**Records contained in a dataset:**
┄┄┄┄┄┄┄┄┄┄

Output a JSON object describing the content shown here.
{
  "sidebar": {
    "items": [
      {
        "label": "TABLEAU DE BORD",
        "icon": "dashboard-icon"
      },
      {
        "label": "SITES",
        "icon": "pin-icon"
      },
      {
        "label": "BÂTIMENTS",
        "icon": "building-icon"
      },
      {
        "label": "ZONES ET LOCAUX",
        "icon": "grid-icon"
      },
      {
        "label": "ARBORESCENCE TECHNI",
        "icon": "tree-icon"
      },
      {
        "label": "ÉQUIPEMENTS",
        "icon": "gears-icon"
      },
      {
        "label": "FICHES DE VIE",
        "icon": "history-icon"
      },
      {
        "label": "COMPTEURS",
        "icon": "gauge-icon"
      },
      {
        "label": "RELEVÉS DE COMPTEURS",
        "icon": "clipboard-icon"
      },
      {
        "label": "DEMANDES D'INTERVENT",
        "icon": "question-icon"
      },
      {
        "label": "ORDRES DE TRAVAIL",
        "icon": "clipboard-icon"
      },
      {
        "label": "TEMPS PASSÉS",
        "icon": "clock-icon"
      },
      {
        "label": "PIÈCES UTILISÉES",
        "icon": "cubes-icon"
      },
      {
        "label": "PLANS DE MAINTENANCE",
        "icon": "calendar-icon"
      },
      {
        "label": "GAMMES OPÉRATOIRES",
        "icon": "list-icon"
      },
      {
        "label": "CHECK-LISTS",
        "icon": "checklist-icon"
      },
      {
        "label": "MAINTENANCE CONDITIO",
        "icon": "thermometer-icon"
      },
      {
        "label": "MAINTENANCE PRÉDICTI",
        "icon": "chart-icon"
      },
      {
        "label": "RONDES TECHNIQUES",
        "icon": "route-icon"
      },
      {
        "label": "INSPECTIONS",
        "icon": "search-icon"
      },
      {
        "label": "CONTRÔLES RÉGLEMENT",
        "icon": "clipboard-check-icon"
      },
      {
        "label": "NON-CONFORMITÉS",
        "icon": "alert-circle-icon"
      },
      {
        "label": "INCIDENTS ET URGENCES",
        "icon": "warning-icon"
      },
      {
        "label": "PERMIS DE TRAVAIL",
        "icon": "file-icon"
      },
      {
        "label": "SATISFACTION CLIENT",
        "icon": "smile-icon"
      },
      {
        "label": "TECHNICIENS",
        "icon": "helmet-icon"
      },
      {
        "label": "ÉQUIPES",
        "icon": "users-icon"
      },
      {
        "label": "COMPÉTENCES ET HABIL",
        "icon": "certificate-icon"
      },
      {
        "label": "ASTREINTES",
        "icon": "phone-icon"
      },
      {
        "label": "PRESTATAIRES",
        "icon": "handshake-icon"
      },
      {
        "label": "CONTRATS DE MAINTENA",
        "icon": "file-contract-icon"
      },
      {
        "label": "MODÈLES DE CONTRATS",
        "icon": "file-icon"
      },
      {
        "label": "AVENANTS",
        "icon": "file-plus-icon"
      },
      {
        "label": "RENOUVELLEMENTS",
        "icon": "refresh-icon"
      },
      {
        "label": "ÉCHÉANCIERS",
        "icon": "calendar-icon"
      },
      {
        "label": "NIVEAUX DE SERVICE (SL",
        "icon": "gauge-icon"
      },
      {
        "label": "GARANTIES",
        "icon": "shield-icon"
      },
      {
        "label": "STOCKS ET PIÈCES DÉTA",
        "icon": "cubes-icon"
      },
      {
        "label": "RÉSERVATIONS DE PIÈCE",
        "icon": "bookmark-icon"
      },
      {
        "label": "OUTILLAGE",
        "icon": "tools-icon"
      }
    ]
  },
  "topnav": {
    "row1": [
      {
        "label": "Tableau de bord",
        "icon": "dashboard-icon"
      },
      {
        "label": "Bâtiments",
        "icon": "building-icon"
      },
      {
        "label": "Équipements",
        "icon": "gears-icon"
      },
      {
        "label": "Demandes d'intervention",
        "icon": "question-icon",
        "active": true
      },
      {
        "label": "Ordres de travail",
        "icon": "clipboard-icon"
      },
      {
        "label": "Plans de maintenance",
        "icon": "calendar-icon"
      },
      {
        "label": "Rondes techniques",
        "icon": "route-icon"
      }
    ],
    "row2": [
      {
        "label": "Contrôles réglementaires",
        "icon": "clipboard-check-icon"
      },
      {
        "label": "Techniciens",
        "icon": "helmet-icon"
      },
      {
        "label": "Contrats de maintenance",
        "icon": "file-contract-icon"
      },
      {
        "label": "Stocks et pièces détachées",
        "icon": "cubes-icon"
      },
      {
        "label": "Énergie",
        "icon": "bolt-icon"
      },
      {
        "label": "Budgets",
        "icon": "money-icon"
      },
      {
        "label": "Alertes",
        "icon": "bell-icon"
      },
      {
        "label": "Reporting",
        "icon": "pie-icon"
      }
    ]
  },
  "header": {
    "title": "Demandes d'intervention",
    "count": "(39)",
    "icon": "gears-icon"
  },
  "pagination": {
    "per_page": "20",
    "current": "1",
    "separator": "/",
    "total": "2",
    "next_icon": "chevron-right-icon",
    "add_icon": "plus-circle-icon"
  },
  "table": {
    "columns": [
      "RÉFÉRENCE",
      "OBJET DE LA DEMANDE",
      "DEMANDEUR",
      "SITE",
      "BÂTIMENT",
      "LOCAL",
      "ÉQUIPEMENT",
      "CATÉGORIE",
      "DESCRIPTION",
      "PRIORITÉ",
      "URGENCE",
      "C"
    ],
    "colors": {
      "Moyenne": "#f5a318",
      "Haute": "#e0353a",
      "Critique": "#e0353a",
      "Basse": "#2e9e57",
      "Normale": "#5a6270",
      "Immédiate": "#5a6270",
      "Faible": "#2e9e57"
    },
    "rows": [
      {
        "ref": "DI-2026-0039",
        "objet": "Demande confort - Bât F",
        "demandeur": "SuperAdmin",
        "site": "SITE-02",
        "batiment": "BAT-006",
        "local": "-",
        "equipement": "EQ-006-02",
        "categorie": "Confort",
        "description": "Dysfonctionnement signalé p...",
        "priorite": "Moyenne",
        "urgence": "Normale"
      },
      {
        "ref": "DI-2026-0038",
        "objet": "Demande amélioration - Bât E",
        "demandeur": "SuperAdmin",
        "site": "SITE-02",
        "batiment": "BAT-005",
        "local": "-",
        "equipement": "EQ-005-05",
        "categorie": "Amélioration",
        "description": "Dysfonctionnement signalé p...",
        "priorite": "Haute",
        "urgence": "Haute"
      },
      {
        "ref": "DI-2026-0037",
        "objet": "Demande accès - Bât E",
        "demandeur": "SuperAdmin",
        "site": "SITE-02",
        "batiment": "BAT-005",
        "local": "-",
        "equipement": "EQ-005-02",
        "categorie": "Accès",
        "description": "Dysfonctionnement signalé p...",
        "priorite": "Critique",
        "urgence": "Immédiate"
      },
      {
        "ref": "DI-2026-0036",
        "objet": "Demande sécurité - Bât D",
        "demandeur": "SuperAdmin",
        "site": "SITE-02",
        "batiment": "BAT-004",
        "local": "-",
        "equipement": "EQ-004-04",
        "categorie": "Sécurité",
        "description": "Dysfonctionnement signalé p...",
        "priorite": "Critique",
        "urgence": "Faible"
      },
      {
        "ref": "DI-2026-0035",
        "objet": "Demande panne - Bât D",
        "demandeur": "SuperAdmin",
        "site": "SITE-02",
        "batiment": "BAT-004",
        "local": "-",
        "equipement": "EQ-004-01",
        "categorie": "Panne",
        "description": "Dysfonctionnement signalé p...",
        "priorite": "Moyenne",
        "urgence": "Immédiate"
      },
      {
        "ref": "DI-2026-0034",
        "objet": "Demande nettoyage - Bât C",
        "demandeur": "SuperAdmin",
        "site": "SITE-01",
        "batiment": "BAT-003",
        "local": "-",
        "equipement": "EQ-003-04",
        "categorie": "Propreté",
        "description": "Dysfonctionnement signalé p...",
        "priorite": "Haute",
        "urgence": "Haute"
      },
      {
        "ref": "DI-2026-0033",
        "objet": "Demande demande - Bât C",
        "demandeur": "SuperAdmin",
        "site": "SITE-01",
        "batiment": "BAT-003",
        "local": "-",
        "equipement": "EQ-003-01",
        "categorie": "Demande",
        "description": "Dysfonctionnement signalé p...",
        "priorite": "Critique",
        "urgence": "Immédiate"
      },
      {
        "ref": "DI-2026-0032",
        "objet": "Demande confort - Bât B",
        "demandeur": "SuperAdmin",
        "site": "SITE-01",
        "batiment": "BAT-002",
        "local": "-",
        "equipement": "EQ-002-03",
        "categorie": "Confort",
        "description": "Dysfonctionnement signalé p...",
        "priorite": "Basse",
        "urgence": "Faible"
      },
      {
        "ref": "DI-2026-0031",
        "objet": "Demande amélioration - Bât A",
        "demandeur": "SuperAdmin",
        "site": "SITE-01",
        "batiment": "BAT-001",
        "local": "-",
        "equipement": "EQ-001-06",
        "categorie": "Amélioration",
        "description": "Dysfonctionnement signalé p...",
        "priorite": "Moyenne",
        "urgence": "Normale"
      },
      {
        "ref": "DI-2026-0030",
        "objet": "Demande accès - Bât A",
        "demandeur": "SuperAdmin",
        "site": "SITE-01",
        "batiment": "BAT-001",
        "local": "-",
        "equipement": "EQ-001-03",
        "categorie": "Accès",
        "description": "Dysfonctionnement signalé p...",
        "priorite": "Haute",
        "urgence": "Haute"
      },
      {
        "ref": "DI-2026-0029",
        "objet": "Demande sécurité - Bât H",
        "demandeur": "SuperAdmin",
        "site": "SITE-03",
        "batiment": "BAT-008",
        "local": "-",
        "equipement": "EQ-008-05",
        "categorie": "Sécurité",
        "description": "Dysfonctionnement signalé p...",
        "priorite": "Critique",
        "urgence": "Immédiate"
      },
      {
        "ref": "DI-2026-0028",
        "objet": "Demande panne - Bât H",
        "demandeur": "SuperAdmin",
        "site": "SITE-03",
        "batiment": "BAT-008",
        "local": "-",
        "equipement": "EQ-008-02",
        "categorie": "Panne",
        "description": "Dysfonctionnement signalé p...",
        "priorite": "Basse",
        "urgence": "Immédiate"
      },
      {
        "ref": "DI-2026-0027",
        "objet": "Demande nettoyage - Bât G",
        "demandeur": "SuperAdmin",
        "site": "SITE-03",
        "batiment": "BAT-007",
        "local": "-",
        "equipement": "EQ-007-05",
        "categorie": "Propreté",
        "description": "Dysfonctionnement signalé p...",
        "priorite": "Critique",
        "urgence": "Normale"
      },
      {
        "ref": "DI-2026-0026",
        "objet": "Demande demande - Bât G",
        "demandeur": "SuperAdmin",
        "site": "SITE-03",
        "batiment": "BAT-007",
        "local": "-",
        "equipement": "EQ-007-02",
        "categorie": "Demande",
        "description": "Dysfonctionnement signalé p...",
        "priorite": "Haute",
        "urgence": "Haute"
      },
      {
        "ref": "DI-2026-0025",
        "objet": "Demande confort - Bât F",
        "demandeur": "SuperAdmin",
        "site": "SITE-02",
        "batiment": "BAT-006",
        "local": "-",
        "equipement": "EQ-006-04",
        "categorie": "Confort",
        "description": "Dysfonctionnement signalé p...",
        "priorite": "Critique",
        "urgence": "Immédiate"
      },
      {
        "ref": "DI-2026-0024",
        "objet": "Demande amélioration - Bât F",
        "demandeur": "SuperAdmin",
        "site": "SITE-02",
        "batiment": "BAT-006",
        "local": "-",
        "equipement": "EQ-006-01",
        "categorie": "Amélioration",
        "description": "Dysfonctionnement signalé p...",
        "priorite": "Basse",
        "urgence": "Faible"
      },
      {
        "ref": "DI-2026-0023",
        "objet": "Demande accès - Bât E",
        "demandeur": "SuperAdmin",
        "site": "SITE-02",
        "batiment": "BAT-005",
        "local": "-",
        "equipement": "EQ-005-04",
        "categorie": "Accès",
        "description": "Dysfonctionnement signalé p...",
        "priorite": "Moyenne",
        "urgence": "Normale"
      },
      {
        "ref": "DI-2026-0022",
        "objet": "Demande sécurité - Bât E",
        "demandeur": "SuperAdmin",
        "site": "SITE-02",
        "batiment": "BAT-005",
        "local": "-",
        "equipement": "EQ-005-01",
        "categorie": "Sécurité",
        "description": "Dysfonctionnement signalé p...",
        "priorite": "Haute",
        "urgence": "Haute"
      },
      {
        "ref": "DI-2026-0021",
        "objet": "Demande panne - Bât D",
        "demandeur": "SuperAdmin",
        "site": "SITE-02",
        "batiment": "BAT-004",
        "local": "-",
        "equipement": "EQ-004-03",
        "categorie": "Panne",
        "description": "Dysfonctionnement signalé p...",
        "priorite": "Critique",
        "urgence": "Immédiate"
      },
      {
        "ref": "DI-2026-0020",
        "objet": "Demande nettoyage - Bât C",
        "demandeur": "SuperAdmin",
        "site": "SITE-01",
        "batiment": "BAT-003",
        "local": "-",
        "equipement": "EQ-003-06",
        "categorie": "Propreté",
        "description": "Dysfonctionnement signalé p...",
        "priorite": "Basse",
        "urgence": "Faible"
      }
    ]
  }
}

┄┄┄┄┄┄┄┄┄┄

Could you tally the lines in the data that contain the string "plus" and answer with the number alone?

**Completed exercise:** 2